=== Begin Enclosure ===

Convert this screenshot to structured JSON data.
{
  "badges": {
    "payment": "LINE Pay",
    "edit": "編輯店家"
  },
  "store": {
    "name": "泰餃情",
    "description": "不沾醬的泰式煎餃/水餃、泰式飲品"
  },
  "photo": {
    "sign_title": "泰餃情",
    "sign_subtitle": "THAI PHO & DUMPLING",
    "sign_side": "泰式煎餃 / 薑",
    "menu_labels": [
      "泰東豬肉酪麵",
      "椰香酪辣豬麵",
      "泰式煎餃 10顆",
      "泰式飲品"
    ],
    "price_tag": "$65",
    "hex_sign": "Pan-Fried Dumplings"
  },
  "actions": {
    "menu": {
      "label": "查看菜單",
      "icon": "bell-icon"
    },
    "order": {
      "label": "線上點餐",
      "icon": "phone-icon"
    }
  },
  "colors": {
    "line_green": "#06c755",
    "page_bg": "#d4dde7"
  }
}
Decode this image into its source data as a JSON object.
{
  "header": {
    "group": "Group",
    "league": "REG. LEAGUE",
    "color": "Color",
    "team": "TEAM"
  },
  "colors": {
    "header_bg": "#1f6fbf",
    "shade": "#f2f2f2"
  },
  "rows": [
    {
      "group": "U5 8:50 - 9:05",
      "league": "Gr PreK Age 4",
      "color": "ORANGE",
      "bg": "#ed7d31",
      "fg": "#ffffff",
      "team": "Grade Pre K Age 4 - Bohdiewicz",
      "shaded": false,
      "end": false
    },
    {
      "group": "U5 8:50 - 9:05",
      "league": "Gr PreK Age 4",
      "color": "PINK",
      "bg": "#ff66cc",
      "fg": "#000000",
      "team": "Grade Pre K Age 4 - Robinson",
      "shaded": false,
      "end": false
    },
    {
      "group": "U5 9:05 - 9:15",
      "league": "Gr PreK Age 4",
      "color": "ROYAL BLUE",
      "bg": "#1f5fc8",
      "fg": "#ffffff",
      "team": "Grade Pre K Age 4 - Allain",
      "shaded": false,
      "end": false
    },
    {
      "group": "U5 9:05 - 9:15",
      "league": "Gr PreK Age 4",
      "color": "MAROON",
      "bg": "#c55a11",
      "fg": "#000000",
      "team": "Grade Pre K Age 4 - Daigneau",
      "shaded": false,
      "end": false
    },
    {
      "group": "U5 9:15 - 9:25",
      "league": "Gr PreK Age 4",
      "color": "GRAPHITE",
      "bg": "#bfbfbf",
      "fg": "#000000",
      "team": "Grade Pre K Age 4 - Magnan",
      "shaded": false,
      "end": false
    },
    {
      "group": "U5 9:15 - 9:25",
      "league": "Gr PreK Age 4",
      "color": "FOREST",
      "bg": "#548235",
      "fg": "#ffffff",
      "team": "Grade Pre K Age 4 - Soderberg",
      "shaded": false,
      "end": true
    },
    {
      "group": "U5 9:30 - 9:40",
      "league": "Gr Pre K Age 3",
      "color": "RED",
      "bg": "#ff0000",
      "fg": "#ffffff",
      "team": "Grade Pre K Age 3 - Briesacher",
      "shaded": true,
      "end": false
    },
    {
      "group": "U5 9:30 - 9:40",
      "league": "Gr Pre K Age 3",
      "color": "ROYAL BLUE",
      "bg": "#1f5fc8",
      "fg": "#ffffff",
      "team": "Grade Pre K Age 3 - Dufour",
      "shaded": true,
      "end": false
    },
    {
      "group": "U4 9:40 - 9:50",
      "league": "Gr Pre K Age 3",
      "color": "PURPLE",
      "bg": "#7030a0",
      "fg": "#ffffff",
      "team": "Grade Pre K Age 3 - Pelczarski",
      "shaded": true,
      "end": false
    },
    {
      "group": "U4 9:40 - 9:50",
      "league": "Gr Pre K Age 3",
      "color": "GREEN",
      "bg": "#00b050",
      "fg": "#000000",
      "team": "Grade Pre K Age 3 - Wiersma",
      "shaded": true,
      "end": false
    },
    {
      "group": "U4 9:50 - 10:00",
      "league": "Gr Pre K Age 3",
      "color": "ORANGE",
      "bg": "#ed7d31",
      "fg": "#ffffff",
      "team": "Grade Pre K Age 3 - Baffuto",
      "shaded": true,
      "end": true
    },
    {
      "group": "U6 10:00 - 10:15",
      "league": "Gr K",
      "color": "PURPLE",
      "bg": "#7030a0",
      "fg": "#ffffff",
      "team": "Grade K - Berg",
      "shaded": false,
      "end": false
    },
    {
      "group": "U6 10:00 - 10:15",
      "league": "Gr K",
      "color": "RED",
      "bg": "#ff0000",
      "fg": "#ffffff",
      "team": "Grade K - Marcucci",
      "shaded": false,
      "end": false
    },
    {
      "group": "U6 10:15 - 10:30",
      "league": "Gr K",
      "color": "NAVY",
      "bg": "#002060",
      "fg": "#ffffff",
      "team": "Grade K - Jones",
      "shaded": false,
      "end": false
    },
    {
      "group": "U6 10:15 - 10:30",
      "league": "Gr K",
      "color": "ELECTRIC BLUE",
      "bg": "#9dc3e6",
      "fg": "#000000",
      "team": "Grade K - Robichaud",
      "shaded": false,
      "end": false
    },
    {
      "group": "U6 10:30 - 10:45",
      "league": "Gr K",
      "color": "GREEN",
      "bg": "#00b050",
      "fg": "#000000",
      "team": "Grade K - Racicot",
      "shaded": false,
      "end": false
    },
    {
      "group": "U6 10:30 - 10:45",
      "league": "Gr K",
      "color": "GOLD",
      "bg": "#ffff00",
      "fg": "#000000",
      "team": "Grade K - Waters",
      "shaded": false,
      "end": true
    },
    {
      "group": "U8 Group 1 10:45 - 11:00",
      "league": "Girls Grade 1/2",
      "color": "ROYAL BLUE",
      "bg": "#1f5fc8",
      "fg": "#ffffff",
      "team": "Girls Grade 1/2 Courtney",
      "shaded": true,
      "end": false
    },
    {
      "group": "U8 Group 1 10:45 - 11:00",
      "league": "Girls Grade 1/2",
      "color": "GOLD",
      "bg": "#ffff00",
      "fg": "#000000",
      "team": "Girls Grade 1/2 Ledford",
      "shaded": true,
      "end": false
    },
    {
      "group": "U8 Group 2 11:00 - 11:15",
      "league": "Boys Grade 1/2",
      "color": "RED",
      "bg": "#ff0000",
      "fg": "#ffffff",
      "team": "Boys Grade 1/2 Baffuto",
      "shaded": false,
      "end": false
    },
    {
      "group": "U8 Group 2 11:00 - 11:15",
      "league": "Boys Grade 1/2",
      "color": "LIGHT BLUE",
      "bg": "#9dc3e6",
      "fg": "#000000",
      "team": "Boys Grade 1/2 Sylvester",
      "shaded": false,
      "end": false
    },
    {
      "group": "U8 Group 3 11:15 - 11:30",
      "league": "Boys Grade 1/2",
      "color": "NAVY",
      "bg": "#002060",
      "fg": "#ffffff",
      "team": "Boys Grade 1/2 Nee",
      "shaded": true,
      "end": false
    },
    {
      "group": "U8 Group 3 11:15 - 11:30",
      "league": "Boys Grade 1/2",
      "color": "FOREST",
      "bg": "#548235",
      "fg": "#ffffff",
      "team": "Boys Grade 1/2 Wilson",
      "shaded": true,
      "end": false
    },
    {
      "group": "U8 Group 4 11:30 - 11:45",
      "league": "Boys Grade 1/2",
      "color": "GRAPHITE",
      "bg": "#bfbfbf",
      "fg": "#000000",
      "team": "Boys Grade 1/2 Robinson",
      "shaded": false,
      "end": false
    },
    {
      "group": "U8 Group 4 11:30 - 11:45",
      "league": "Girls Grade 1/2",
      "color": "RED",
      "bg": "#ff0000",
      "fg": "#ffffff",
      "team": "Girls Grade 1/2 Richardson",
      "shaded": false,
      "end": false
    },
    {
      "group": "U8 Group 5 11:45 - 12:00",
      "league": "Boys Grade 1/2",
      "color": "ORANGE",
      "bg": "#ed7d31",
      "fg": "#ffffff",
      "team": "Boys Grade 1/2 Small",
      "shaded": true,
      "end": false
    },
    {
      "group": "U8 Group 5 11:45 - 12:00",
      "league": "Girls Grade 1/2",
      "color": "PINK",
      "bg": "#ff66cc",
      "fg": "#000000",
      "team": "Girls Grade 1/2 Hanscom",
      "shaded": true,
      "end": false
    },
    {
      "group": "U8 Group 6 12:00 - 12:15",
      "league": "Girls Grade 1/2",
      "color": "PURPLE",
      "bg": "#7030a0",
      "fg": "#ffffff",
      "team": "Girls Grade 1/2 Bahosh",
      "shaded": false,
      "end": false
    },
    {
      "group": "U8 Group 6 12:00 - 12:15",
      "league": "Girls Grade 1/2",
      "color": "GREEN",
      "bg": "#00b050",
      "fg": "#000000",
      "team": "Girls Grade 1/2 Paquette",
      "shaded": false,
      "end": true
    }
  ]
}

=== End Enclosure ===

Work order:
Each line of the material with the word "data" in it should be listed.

Exercise output:
Convert this screenshot to structured JSON data.
Decode this image into its source data as a JSON object.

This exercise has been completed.